ABR Staff Writer Published 21 May 2018

Intel and Mobileye have started testing the initial phase of the 100-car autonomous vehicle (AV) fleet in Jerusalem.

The technology is being driven on the road to exhibit the power of the Mobileye approach and technology, to demonstrate that the responsibility-sensitive safety (RSS) model increases safety, and to integrate important learnings into the companies' products and customer projects.

In the coming months, Mobileye will expand its fleet to US and other regions.

The new system is claimed to be Level 4 and has been designed to meet its goals of safety and economic stability.

The system, unlike other systems where LiDAR or GPS are used for navigation, uses an array of 12 cameras in a 360-degree configuration. Eight cameras offer long range surround view and four cameras are used for parking.

The goal is to develop a system with ‘true redundancy’, where there will be multiple sensor systems, each with the capability to pilot the vehicle on its own. This approach, as per Mobileye is quite the opposite of fusing raw sensor data from several sources early in the process, which results in a single sensing system.

True redundancy offers two major advantages.

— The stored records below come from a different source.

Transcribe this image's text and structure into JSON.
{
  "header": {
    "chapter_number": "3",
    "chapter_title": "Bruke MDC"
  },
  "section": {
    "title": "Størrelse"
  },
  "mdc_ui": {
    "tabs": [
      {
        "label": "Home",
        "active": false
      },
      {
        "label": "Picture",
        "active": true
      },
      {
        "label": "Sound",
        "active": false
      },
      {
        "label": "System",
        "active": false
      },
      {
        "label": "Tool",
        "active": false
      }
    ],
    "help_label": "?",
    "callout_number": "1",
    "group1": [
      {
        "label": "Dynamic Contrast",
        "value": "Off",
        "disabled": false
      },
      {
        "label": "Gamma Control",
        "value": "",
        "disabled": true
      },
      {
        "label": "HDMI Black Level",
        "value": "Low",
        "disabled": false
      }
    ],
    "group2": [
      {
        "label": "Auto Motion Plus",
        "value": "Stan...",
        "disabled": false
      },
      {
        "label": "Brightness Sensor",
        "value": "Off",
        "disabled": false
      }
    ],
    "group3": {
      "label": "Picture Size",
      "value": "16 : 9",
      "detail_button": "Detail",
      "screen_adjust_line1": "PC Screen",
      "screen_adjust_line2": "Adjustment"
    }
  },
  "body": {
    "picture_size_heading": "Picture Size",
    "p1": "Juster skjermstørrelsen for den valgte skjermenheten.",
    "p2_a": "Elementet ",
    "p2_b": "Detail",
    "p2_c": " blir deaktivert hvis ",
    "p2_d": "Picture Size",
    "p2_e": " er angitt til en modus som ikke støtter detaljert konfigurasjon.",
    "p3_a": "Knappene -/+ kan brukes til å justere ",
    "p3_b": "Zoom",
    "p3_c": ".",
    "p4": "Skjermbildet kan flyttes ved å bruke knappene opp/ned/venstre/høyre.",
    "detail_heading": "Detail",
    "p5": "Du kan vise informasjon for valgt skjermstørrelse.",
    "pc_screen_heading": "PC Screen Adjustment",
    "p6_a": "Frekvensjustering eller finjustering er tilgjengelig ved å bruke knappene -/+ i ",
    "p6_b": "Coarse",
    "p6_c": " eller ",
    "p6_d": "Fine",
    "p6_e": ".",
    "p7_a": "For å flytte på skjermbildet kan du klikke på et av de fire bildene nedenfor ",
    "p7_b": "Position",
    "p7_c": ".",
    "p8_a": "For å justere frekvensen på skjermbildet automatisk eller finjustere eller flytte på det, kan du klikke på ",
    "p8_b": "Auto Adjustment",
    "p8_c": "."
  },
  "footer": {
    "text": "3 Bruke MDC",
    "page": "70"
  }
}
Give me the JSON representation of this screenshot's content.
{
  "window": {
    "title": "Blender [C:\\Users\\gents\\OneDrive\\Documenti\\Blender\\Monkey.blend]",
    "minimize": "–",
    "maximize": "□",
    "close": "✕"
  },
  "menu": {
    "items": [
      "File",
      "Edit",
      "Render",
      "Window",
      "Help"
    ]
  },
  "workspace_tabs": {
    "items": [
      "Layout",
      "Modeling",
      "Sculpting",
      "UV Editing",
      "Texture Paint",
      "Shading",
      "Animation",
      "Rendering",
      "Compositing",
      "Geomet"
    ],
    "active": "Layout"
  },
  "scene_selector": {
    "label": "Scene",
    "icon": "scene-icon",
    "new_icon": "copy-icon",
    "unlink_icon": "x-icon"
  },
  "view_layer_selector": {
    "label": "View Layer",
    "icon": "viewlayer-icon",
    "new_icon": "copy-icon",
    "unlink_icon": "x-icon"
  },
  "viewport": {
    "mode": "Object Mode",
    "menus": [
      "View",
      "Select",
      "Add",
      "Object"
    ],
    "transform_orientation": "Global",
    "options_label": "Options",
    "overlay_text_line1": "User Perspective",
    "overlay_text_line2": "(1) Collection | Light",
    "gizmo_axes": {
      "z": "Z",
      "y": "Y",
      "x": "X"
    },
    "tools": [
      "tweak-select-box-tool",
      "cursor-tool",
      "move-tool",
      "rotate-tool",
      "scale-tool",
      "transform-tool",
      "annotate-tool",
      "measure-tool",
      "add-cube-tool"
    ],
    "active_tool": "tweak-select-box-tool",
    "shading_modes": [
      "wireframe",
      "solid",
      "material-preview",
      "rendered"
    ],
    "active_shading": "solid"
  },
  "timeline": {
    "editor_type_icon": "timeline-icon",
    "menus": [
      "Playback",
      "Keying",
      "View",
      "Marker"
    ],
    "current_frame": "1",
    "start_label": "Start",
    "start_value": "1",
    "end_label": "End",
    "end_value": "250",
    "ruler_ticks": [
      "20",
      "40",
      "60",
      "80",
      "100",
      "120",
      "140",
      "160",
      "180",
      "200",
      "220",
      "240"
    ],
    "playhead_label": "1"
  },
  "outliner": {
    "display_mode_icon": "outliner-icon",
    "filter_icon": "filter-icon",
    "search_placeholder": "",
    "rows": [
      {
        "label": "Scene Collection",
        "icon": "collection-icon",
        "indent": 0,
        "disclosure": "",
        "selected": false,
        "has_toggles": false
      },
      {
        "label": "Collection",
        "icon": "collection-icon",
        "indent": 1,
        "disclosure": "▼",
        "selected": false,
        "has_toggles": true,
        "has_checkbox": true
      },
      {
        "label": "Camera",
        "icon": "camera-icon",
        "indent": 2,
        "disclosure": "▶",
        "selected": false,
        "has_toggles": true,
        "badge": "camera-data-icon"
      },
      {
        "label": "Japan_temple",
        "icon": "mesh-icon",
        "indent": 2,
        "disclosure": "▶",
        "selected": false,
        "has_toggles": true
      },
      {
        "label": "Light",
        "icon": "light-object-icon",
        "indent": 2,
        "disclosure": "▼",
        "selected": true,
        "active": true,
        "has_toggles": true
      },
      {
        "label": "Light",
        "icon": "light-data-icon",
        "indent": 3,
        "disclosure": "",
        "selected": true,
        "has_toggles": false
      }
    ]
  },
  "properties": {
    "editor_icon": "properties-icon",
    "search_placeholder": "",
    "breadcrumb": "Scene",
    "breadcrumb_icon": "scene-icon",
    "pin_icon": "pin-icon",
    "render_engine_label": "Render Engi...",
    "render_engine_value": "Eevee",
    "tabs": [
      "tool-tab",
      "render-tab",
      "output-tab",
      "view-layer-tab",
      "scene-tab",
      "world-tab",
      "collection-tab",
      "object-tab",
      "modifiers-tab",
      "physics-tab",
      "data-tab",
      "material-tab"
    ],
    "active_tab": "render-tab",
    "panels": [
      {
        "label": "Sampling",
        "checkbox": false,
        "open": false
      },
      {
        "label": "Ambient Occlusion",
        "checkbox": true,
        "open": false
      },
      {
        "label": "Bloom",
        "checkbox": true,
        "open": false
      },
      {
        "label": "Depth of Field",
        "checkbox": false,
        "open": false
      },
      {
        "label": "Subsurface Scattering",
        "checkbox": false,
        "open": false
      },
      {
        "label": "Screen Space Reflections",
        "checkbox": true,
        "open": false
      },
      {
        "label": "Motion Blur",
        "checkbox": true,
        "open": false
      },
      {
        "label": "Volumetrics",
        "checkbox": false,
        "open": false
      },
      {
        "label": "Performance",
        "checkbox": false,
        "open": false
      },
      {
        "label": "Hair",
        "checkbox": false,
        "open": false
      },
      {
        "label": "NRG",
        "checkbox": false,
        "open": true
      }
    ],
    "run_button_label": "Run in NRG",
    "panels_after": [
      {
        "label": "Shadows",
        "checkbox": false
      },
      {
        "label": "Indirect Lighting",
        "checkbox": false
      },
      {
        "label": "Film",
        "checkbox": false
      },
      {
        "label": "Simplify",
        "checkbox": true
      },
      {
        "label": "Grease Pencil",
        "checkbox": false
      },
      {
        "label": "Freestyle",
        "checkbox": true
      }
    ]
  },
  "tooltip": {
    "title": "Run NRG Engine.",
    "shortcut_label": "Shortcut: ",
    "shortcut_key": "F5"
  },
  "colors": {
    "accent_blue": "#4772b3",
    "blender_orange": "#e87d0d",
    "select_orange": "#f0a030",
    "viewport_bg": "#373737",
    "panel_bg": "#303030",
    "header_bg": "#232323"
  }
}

The first advantage is that the amount of data needed to validate will be massively lower.

The second advantage is that the vehicle can continue to operate safely in contrast to a vehicle with low-level fused system that needs to cease driving immediately.

Mobileye has also entered into a contract with an European automaker to supply its self-driving technology for eight million cars, Reuters reported. Financial terms and the identity of the automaker were not disclosed.

Mobileye CEO Amnon Shashua said: “By the end of 2019, we expect over 100,000 Level 3 cars with Mobileye installed.”

Presently, Mobileye is working with several automakers including Nissan, Audi, BMW, Honda, Fiat Chrysler and China’s Nio, to supply its Level 3 technologies by next year.

Level 3 is a standard in autonomous vehicle technology, where the driver has 10 seconds to take control of the vehicle, if the system is unable to continue.

Image: Mobileye’s self-driving technology installed on Ford Fusion vehicle. Photo: Courtesy of Intel Corporation.